This article originally appeared on The Hill on August 26, 2017.
How close are we to introducing self-driving cars to the open road? Probably further than you think.
While advancements are made in the industry daily, the technology is advancing light-years ahead of what laws and regulations can keep up with. We’ve been talking about self-driving cars for so long now that the conversation has quite literally peaked, with Gartner’s 2016 Hype Cycleshowing that consumers are starting to wonder, “Where is it already?” Meanwhile Gartner also estimates the tech is still at least 10 years away from mass adoption.
Before we get ahead of ourselves, consumers must consider the reality of what introducing self-driving cars to a road of human drivers would really mean, or risk missing out on genuine improvements in new car technology that will come out during the next couple of years.
Lack of infrastructure
Today, the U.S. government does not have the infrastructure to support the self-driving car revolution. Before self-driving cars are even allowed to be on the same road as human drivers, there’s a great deal of government regulation to consider.
The first thing on most people’s minds when discussing self-driving cars is, of course, safety. The unfortunate reality is that introducing fully autonomous cars into an existing world of human drivers leaves a lot of room for human error. Human drivers can oftentimes be reckless, distracted or even drunk — and technology for self-driving cars is not yet advanced enough for them to drive defensively among humans.
As the technology currently stands, a fully autonomous vehicle has the ability to independently drive a designated route, but not to make decisions as a human would. For example, one would never veer off course in pursuit of a faster arrival time. It would, however, stop if it encounters an obstacle in its path. By first leveraging public transportation, the government will be able to introduce autonomous vehicles on designated routes to the same roads as human drivers without endangering individuals. Some of that infrastructure already exists, such as bus-only lanes, so humans and autonomous public transportation wouldn’t be driving in the same lane. That would, of course, still depend on how strictly humans avoid them.
We love to drive
Here’s the big issue with self-driving cars: People really like to drive. Most car manufacturers’ marketing campaigns are based on it. It’s not something consumers are necessarily dying to give up. While older audiences are still on the fence about relinquishing control of the car, younger audiences are more open to the idea, as long as they don’t have to give up complete control. In a recent survey, 19 percent of consumers said they liked the idea but that they would never purchase one. They would, however, consider purchasing a car that actively helps the driving experience, allowing them to choose when the car acts autonomously.
These findings suggest that consumers won’t be on board for purchasing a vehicle that they cannot drive. Instead, they’d prefer to turn on an autonomous capability when, let’s say, they’re stuck in traffic or they have work to complete on their commute. That said, the current technology and infrastructure do not support a model in which humans choose when the car becomes autonomous. That would start with designated self-driving lanes (similar to carpool lanes) or another way for autonomous vehicles to remain on the same road as human drivers while driving separately from them.

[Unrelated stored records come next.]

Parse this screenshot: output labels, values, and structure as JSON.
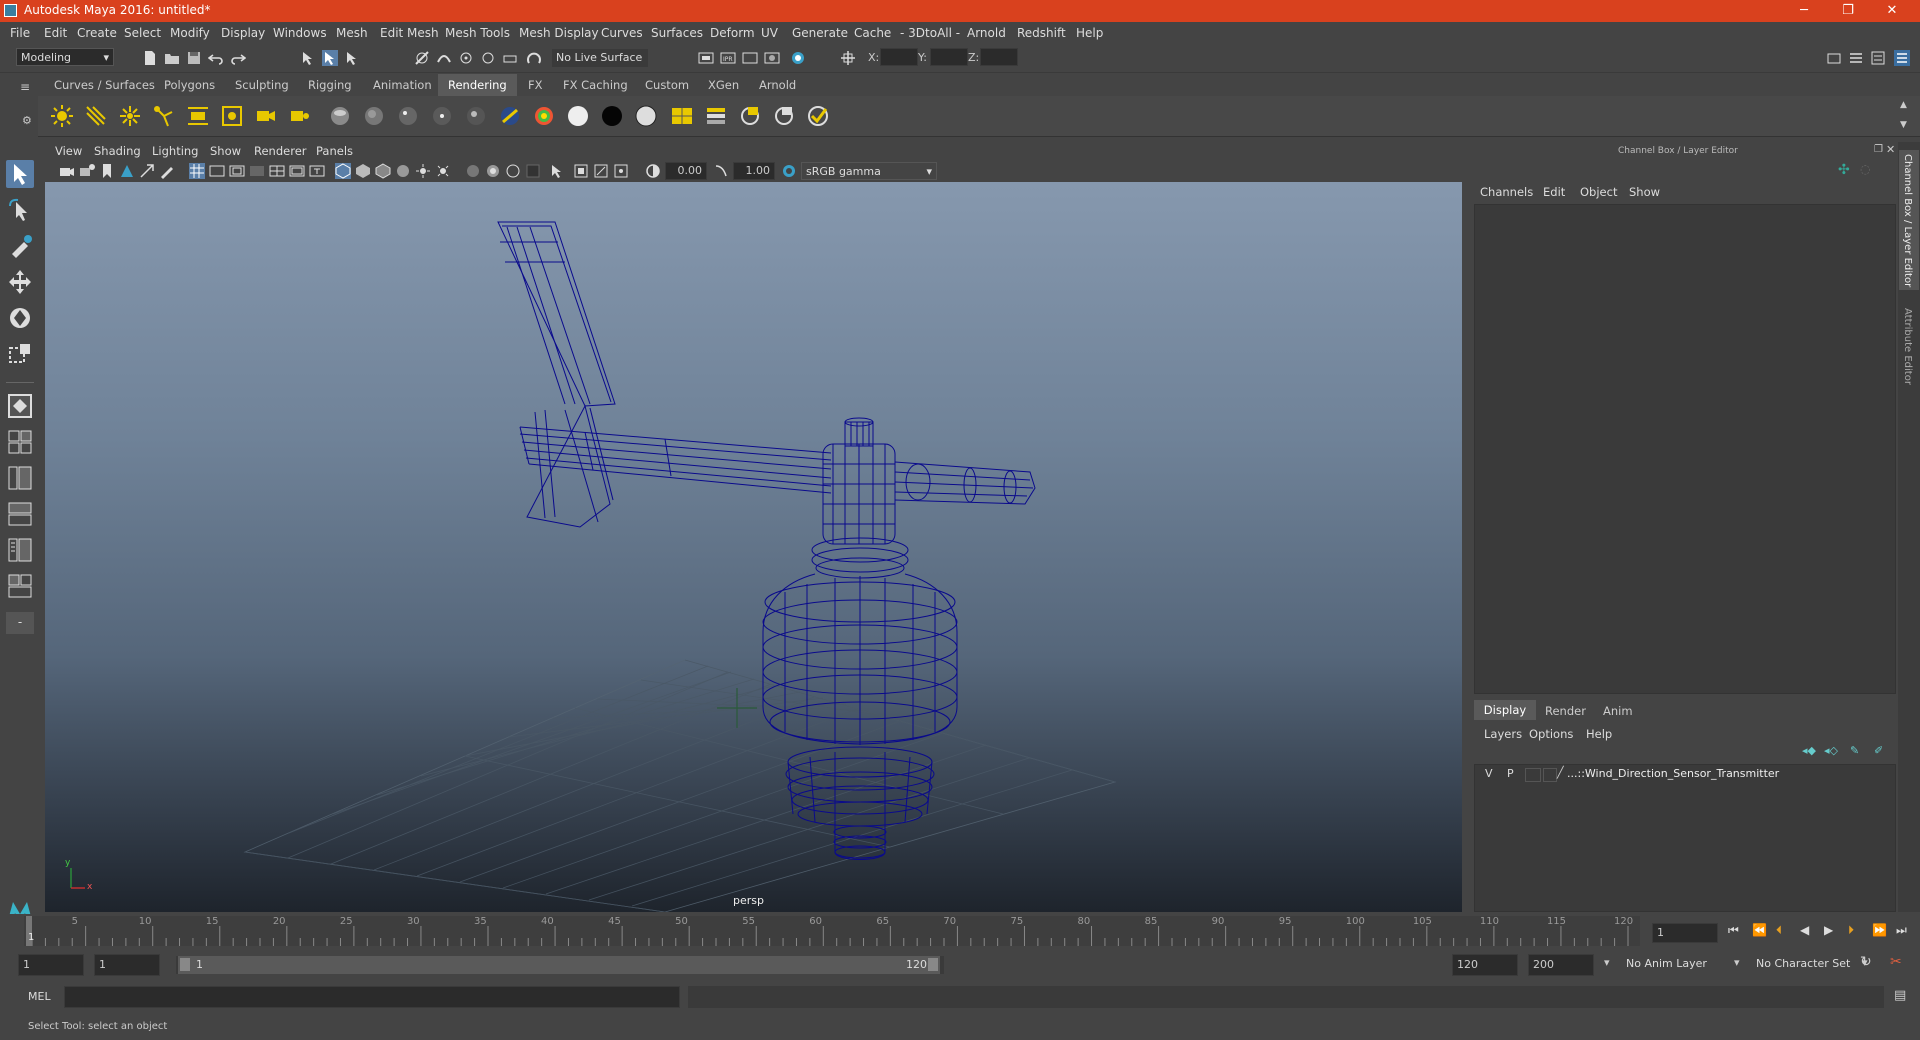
{
  "window": {
    "title": "Autodesk Maya 2016: untitled*",
    "min": "─",
    "max": "❐",
    "close": "✕"
  },
  "menu": [
    "File",
    "Edit",
    "Create",
    "Select",
    "Modify",
    "Display",
    "Windows",
    "Mesh",
    "Edit Mesh",
    "Mesh Tools",
    "Mesh Display",
    "Curves",
    "Surfaces",
    "Deform",
    "UV",
    "Generate",
    "Cache",
    "- 3DtoAll -",
    "Arnold",
    "Redshift",
    "Help"
  ],
  "status": {
    "mode": "Modeling",
    "live_surface": "No Live Surface",
    "x_label": "X:",
    "y_label": "Y:",
    "z_label": "Z:"
  },
  "shelf_tabs": [
    "Curves / Surfaces",
    "Polygons",
    "Sculpting",
    "Rigging",
    "Animation",
    "Rendering",
    "FX",
    "FX Caching",
    "Custom",
    "XGen",
    "Arnold"
  ],
  "shelf_active": "Rendering",
  "viewport": {
    "menu": [
      "View",
      "Shading",
      "Lighting",
      "Show",
      "Renderer",
      "Panels"
    ],
    "exposure": "0.00",
    "gamma": "1.00",
    "colorspace": "sRGB gamma",
    "camera": "persp",
    "axis_x": "x",
    "axis_y": "y"
  },
  "channel_box": {
    "title": "Channel Box / Layer Editor",
    "menu": [
      "Channels",
      "Edit",
      "Object",
      "Show"
    ]
  },
  "layer_editor": {
    "tabs": [
      "Display",
      "Render",
      "Anim"
    ],
    "active_tab": "Display",
    "menu": [
      "Layers",
      "Options",
      "Help"
    ],
    "layer": {
      "v": "V",
      "p": "P",
      "name": "...::Wind_Direction_Sensor_Transmitter"
    }
  },
  "side_tabs": [
    "Channel Box / Layer Editor",
    "Attribute Editor"
  ],
  "timeline": {
    "ticks": [
      "5",
      "10",
      "15",
      "20",
      "25",
      "30",
      "35",
      "40",
      "45",
      "50",
      "55",
      "60",
      "65",
      "70",
      "75",
      "80",
      "85",
      "90",
      "95",
      "100",
      "105",
      "110",
      "115",
      "120"
    ],
    "start_label": "1",
    "current_frame": "1"
  },
  "range": {
    "start": "1",
    "playback_start": "1",
    "slider_start": "1",
    "slider_end": "120",
    "playback_end": "120",
    "end": "200",
    "anim_layer": "No Anim Layer",
    "character_set": "No Character Set"
  },
  "command": {
    "label": "MEL"
  },
  "help": {
    "text": "Select Tool: select an object"
  },
  "colors": {
    "title_bar": "#d9411e",
    "wireframe": "#0a0a8c",
    "accent_yellow": "#e8c800"
  }
}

Need for regulation
Just as we’ve done for cars driven by humans, autonomous cars controlled by individuals will require a great deal of lawmaking and regulation. It’s no secret that it takes a long time for a law to come to fruition, and even though humans have been driving their own cars for more than 100 years, we are still introducing new laws on how to make it safer for everyone on the road. Self-driving vehicles, for public or private use, will be no different.
A realistic first step in introducing autonomous vehicles would be with a rollout of an autonomous public transportation fleet, but consumers must consider the gravity of what that would entail. Let’s say independent drivers would need to stay completely clear of autonomous bus lanes: How would those be designated? Would there be a physical obstacle preventing that? How much would it cost? Would it be safer, and if so, would it cost less than continuing to pay a bus driver (which comes with the added benefit of giving someone a job)?
These are all questions that have yet to be answered, and the time it will take to answer them all is still undetermined, but they all maintain one common obstacle to overcome: The error of human drivers.
Russell Ure is the founder and CEO of Klashwerks. Prior to starting Klashwerks, Russell was CEO of Blacksumac where he and his team developed Piper, the world’s first consumer self monitored home security product. In 2014 Blacksumac and Piper were acquired by iControl Networks.